The "Six Pieces for Organ" by Herbert Howells (1892-1983) were not published until 1953, but were all composed during the years of 1940-1945. Dedicated to Herbert Sumsion, the organist (at the time) of Gloucester Cathedral, they hold a significant spot in the repertorie. Howells considered the third in the group, "Master Tallis's Testament" (1940) to be one of his most "significant" works.
It captures the essence of the ‘Second English Renaissance’ of Howells, Vaughan Williams, and Holst et al with its seamless blending of sixteenth century modality and twentieth century sensuality. The work is essentially a set of gradual variations on the opening theme, each subsequent variation growing in intensity, complexity and volume. The tone of the piece at the beginning is that of a restrained pastoralism, with the modal G minor gently washing against the numerous ‘Tudor’ chromatic inflections.
The work is certainly influenced by Vaughan Williams' "Fantasia on a theme of Thomas Tallis," and carries the great man's (Tallis) music forward into a new dimension.
I find that the most important thing with this piece is to "keep the flow" going.
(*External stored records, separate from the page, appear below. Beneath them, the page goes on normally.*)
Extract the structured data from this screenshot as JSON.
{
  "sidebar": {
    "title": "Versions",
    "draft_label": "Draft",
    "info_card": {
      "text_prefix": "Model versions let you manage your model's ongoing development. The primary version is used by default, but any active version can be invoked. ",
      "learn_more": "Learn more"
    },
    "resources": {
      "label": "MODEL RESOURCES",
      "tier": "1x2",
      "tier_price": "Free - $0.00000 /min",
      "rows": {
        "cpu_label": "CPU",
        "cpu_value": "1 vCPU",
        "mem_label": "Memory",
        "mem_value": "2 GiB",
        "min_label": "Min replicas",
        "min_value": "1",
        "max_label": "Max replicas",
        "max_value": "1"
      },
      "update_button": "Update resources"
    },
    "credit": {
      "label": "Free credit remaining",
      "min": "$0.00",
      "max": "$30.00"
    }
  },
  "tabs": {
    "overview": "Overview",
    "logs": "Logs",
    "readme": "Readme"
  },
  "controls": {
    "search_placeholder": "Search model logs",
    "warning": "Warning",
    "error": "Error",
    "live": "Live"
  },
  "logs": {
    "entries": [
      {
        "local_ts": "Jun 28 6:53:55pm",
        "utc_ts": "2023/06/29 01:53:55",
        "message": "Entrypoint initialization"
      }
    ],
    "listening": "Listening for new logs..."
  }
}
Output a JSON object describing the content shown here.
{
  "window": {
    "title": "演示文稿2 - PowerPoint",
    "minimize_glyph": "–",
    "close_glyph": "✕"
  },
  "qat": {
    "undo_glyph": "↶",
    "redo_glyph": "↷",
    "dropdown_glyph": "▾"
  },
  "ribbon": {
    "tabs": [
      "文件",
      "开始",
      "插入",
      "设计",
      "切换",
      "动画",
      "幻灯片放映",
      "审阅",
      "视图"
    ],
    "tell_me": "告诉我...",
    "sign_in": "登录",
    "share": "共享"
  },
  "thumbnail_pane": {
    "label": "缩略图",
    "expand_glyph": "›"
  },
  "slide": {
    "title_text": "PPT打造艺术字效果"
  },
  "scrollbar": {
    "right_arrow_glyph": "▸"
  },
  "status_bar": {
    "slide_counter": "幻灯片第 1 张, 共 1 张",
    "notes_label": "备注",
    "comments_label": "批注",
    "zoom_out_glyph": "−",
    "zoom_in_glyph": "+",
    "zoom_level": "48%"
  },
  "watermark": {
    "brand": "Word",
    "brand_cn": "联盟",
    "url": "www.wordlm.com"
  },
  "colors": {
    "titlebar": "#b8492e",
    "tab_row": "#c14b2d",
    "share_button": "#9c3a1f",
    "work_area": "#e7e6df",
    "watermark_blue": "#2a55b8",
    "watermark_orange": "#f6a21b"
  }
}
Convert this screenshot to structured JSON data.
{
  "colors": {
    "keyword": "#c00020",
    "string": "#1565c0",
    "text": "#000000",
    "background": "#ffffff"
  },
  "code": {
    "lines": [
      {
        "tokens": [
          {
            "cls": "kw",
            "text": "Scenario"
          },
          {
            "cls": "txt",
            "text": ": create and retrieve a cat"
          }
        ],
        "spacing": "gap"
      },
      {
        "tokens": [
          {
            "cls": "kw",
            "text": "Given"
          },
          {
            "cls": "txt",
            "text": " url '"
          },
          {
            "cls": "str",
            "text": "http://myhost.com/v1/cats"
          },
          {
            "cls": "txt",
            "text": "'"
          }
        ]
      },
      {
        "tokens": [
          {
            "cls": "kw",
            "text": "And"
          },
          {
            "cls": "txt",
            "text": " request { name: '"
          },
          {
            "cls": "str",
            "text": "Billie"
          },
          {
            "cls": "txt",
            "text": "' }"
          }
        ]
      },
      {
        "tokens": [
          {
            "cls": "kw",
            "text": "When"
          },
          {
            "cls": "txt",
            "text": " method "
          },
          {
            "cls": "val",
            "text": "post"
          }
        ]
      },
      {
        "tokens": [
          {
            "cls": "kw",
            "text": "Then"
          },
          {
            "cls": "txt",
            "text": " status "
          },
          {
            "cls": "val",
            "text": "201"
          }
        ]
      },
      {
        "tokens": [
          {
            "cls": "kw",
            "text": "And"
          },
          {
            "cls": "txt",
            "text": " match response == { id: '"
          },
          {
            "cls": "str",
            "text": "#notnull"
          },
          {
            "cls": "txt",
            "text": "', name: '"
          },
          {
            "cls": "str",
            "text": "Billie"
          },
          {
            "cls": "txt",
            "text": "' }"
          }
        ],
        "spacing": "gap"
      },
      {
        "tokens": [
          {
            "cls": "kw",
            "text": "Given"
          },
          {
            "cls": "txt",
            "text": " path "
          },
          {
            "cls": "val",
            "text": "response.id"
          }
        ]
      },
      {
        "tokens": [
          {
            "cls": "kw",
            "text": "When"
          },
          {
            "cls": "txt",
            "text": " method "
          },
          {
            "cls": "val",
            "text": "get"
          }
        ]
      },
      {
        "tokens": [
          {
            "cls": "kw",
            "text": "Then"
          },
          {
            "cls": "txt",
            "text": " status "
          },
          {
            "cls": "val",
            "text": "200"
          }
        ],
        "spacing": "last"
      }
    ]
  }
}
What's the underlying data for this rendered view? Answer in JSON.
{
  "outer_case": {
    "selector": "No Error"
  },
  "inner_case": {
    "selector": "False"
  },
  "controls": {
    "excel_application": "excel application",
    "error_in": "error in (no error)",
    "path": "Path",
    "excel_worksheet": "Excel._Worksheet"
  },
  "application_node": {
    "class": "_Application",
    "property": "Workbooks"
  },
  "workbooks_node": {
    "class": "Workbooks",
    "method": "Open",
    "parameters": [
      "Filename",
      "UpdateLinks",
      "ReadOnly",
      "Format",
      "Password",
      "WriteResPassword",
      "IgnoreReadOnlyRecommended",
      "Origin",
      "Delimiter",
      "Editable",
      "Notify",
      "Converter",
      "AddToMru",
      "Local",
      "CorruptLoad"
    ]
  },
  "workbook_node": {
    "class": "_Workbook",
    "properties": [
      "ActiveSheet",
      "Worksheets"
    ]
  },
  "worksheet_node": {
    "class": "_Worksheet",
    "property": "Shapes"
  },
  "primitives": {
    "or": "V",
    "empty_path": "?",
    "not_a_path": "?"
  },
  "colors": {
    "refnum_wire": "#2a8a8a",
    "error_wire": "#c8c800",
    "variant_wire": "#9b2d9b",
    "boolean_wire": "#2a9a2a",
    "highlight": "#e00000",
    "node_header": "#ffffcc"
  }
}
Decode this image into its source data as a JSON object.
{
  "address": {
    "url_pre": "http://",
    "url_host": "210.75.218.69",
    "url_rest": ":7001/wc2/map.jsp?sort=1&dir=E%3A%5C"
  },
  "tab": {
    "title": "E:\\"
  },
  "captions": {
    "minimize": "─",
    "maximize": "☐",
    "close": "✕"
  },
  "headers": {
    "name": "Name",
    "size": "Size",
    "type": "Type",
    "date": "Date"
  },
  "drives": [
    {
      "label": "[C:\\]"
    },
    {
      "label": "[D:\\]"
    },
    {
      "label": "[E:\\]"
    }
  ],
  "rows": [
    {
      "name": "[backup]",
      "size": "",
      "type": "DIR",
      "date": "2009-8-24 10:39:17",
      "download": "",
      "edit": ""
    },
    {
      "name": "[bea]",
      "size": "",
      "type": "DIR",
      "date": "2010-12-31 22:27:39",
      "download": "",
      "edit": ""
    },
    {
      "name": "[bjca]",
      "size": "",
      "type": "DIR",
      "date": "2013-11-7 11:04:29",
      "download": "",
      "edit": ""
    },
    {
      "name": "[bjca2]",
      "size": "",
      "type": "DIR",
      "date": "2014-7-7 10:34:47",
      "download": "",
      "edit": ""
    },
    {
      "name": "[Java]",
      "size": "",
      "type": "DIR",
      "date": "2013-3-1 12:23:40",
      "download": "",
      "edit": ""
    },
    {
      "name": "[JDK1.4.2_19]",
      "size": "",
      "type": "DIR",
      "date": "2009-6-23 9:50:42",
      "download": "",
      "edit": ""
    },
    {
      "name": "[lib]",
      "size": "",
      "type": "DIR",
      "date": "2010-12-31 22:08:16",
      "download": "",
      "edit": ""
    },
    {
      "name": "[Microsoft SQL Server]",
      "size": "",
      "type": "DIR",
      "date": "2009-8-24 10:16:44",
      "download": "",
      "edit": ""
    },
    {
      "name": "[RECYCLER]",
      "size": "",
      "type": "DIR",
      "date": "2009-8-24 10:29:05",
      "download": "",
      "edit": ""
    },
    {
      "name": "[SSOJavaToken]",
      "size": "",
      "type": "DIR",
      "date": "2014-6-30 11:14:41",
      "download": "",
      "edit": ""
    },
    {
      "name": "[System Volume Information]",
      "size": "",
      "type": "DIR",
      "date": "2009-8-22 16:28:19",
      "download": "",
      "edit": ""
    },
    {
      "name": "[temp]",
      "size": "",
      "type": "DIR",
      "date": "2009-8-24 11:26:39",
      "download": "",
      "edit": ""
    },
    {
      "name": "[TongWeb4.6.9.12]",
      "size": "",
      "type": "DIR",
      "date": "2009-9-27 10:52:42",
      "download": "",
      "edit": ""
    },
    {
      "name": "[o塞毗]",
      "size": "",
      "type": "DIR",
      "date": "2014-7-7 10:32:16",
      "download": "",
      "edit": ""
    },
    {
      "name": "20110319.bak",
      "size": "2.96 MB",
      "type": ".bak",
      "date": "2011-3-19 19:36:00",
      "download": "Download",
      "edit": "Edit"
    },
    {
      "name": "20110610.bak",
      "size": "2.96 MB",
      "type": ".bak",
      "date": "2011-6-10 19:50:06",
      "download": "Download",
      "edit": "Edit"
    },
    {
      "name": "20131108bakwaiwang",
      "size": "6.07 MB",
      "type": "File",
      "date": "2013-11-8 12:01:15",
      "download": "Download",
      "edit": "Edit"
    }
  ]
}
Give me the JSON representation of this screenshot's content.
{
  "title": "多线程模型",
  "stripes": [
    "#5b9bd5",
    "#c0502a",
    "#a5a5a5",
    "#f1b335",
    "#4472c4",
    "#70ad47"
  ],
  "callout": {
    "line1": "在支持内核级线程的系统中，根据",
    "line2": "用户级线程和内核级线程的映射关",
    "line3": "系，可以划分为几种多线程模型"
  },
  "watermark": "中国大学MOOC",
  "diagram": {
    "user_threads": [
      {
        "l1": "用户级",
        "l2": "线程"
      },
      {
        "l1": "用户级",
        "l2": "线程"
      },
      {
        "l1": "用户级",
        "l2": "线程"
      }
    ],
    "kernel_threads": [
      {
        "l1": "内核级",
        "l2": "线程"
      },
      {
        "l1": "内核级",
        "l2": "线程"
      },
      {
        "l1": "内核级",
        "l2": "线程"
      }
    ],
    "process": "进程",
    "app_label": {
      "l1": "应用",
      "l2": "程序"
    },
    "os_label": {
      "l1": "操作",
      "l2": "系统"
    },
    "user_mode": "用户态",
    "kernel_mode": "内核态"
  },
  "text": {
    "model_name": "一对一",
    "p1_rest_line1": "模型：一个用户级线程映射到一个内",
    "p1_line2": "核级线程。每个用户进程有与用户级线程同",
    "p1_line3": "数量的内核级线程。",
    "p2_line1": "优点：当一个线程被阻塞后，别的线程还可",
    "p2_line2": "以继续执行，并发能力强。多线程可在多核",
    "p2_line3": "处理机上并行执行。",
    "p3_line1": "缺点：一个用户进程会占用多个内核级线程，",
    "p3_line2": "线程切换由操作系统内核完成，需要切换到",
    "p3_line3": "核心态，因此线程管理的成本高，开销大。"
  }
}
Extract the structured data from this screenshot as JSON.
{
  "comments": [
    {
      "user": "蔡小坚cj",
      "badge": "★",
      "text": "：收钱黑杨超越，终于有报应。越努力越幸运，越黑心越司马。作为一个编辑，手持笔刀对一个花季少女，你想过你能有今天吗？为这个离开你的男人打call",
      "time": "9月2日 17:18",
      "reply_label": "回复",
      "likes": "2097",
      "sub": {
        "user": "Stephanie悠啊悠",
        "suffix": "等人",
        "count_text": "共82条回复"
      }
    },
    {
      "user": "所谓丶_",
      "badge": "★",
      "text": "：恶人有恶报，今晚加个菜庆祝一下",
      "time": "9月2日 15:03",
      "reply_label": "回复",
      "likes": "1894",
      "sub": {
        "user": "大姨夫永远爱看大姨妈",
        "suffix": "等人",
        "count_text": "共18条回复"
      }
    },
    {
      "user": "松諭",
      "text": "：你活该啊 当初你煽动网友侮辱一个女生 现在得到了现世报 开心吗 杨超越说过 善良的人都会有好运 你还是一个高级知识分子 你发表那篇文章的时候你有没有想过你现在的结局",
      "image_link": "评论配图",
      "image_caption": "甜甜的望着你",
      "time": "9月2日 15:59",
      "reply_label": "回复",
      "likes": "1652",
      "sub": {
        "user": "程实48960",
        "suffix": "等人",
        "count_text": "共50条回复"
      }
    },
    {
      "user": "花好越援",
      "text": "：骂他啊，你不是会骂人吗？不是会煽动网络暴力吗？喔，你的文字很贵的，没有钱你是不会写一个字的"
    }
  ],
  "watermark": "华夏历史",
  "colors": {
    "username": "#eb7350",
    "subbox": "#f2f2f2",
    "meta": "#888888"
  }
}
It shouldn't necessarily be "rigid," but it must be formal.
It is fitting that the work be played on the Salisbury Willis, as Howells was briefly Assistant Organist there (under Walter Alcock), and always had a special feeling for the place.